··· DATASET ···

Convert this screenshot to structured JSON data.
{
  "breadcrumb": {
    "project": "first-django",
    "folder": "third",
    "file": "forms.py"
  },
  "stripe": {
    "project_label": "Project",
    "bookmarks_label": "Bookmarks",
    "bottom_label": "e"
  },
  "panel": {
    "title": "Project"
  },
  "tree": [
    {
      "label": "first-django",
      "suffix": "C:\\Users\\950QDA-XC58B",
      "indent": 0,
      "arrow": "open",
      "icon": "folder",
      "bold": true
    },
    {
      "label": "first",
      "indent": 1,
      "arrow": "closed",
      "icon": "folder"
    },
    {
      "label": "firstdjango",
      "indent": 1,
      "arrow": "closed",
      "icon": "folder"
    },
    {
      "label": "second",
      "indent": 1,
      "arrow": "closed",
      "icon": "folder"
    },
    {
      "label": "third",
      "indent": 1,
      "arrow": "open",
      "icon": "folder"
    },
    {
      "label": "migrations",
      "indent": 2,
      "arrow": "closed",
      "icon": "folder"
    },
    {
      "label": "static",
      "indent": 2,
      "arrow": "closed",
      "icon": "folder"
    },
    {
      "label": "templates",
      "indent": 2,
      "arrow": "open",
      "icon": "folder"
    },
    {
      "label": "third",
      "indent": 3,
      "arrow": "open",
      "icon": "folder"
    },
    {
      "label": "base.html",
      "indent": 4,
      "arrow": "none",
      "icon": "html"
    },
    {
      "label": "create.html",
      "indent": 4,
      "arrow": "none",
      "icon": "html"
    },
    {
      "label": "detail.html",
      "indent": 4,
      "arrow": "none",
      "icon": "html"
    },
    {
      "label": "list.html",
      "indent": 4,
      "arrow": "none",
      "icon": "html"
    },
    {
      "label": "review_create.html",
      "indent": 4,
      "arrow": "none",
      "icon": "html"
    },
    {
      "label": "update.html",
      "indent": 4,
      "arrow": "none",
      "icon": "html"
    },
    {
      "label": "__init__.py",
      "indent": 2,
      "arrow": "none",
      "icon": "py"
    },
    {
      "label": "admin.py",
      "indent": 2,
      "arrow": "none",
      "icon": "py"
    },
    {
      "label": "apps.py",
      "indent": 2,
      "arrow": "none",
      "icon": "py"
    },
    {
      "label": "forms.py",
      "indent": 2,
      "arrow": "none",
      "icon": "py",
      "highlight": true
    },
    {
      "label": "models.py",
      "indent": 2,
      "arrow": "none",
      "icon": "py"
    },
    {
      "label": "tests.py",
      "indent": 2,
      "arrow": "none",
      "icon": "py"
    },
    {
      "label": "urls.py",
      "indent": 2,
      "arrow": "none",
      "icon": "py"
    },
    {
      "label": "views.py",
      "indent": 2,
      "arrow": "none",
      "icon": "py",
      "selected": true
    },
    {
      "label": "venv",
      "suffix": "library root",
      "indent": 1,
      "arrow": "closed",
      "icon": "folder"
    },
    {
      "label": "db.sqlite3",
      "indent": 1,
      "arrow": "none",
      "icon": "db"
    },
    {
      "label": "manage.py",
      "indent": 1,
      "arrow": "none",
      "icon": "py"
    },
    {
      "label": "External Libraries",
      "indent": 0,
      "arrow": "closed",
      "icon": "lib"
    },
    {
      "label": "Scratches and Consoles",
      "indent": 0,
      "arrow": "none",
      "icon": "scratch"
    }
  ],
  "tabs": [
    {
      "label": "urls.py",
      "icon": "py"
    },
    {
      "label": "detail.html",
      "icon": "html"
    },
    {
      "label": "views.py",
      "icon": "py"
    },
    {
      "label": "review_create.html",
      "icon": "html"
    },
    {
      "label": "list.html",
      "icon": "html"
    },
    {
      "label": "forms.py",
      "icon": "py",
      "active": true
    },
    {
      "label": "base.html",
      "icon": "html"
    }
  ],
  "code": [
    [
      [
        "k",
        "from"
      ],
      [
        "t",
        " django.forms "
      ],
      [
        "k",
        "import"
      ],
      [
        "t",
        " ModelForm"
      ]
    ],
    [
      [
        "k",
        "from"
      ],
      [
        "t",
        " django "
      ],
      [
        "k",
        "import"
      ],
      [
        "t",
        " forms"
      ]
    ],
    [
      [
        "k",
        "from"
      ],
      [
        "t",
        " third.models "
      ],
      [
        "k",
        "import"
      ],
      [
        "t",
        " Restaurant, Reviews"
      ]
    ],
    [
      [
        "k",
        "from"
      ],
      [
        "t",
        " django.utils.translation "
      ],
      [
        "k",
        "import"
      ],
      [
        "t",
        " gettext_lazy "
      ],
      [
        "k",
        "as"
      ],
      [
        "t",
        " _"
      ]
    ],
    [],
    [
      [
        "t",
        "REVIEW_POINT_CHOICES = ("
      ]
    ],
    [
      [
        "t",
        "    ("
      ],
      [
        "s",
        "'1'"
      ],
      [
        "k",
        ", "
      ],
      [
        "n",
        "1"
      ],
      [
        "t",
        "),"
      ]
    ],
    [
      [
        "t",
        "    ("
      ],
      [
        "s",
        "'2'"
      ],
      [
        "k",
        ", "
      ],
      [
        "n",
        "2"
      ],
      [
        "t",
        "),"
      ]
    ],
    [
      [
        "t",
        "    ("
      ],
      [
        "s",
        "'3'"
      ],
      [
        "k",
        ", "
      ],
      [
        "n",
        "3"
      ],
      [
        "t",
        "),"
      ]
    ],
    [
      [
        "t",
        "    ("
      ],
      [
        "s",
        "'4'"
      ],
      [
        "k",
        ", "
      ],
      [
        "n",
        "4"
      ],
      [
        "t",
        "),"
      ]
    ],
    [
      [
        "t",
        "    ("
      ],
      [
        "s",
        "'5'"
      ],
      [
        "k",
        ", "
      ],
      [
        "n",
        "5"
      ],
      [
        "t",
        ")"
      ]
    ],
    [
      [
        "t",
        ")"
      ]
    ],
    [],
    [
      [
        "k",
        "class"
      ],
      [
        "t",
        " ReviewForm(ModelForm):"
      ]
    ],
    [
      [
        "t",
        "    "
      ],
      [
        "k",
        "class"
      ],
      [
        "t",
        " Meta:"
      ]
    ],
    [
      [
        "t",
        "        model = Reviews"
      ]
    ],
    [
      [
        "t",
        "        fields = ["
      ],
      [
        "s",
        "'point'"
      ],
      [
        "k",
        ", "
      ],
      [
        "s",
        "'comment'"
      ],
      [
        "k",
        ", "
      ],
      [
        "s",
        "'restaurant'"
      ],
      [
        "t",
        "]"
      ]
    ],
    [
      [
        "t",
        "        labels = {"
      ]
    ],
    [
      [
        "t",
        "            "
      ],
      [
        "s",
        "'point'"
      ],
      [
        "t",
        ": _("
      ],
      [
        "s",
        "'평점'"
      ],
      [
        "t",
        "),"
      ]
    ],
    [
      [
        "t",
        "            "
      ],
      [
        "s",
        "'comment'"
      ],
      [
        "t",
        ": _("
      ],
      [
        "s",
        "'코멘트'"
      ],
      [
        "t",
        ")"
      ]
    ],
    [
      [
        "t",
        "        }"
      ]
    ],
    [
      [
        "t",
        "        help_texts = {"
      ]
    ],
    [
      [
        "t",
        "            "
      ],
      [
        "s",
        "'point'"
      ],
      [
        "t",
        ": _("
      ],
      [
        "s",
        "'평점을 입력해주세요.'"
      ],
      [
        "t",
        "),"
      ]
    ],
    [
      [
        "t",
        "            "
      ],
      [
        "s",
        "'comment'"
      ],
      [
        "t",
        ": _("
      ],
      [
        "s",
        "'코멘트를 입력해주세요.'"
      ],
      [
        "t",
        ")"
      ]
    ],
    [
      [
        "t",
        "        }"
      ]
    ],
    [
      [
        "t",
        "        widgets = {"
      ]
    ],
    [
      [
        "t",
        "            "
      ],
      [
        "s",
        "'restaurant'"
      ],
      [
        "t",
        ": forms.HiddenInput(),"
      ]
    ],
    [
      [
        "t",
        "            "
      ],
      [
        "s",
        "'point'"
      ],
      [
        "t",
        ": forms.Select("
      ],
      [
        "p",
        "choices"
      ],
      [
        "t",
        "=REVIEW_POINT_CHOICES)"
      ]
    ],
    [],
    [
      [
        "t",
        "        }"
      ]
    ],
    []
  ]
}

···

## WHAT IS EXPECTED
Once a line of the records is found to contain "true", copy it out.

## ANSWER BELOW
      "bold": true
      "highlight": true
      "selected": true
      "active": true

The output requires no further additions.